Nomadic tribal families are also facing growing opposition from local communities on the migration route that have come up due to expansion of towns, villages and farms. They have also been facing boycott calls since Kathua rape case agitation. The crisis only deepened during the Covid pandemic.
Rapidly growing vehicular traffic also poses a formidable challenge to the seasonal migration of pastoral nomadic families. On October 12 last year, a speedy vehicle mowed down a flock of 20 sheep of a nomad on Poonch-Jammu highway near Bhambla in Reasi district. Nomadic tribal families rarely get compensated for such losses.
Bashir Gujjar encountered a peculiar situation last month. On way to Kashmir from his winter home in Jammu, he along with his family was detained at police station Nagrota. Their offence: A newly born calf in the herd had made addition to the headcount mentioned in the 'Permit' given by the local administration. Almost 18 hour later, the caravan was allowed to proceed only after the matter was brought to higher authorities’ notice.
Another section of the twin tribal community, Dodhi Gujjars — which mostly migrates within the Jammu region — is largely dependent on milk-yielding animals. They also find themselves locked in conflict with the local communities and allege persecution at the hands of local police and forest officials. In a written representation to the Lt. Governor Manoj Sinha, residents of the tribal Bastis at Rajpura Mandi and Rajpura camp, which sit at the International Border with Pakistan in Akhnoor sector, highlighted several burning issues. “The forest department officials regularly visit our Bastis and harass the community members. They are not ready to listen to our point of view that we have a claim over the forest land under FRA. They are not allowing cattle rearing and grazing in the area,” screamed the letter dated August 24, 2021, claiming that they had video recorded police and forest officials harassing them. Asserting that their properties are being destroyed illegally, the letter demanded that the erring officials be punished under SC/ST Atrocities Act.
Though the community members are dairy farmers, the forest officials have set up a fence along Rajpura Mandi Basti, blocking their access to the nearby canal. “Now we have to take a long detour to drive cattle to the canal. It becomes extremely difficult for the baby buffalos and sick cattle,” rues Fareed Choudhary, 35, while deploring that the Forest Rights Committees were not framed as per the FRA guidelines. A Gram Sabha is required to frame a committee comprising 10 members of the tribal communities and five women. “This aspect has been completely ignored,” he says, stressing that the local committee must have adequate tribal representation.

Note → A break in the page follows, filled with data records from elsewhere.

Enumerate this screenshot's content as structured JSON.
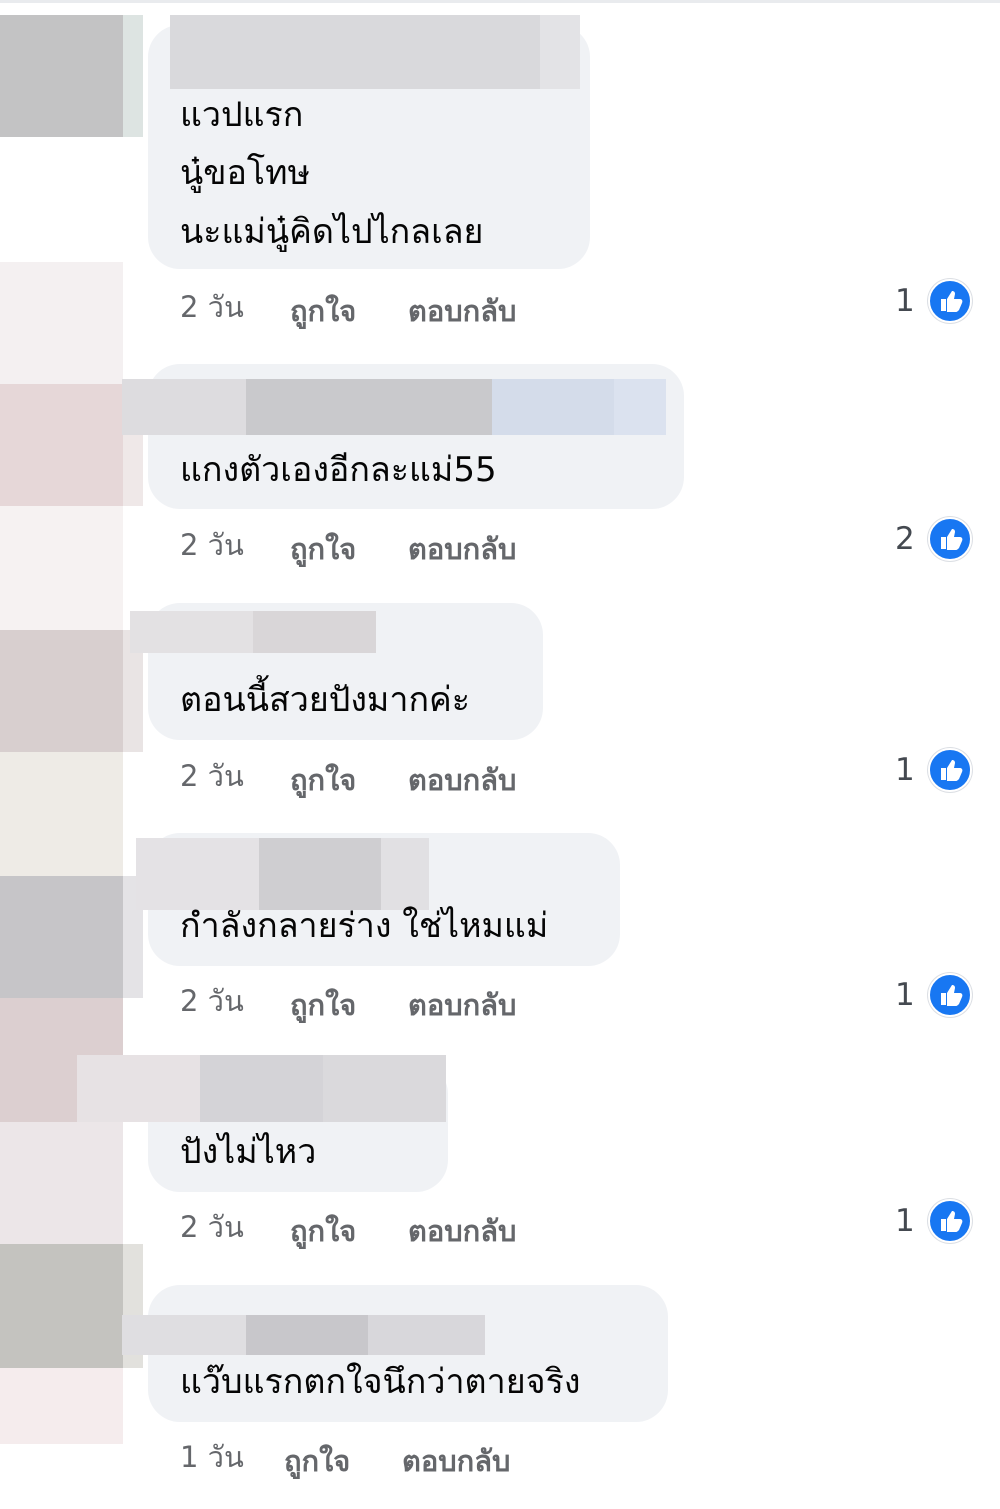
{
  "colors": {
    "bubble": "#f0f2f5",
    "meta_text": "#65676b",
    "like_badge": "#1877f2"
  },
  "comments": [
    {
      "lines": [
        "แวปแรก",
        "นู๋ขอโทษ",
        "นะแม่นู๋คิดไปไกลเลย"
      ],
      "time": "2 วัน",
      "like": "ถูกใจ",
      "reply": "ตอบกลับ",
      "reactions": "1",
      "reaction_icon": "thumbs-up-icon"
    },
    {
      "lines": [
        "แกงตัวเองอีกละแม่55"
      ],
      "time": "2 วัน",
      "like": "ถูกใจ",
      "reply": "ตอบกลับ",
      "reactions": "2",
      "reaction_icon": "thumbs-up-icon"
    },
    {
      "lines": [
        "ตอนนี้สวยปังมากค่ะ"
      ],
      "time": "2 วัน",
      "like": "ถูกใจ",
      "reply": "ตอบกลับ",
      "reactions": "1",
      "reaction_icon": "thumbs-up-icon"
    },
    {
      "lines": [
        "กำลังกลายร่าง ใช่ไหมแม่"
      ],
      "time": "2 วัน",
      "like": "ถูกใจ",
      "reply": "ตอบกลับ",
      "reactions": "1",
      "reaction_icon": "thumbs-up-icon"
    },
    {
      "lines": [
        "ปังไม่ไหว"
      ],
      "time": "2 วัน",
      "like": "ถูกใจ",
      "reply": "ตอบกลับ",
      "reactions": "1",
      "reaction_icon": "thumbs-up-icon"
    },
    {
      "lines": [
        "แว๊บแรกตกใจนึกว่าตายจริง"
      ],
      "time": "1 วัน",
      "like": "ถูกใจ",
      "reply": "ตอบกลับ",
      "reactions": "",
      "reaction_icon": ""
    }
  ]
}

While the office of Lt. Governor is yet to respond to the letter, the community members have also demanded that police FIRs against residents of both the Bastis be withdrawn without any further delay. “Even our women folk were detained by police last year on charges of encroaching upon the State land,” Choudhary resents, adding, “At present, no one is paying heed to our daily problems. The local Gram Sabha is not accepting our claims under FRA. Local administration humare saath dangar-janwar wala bartaav kar rahi hai. (The local administration is treating us like stray cattle).”
(Some names have been changed to protect their identity.)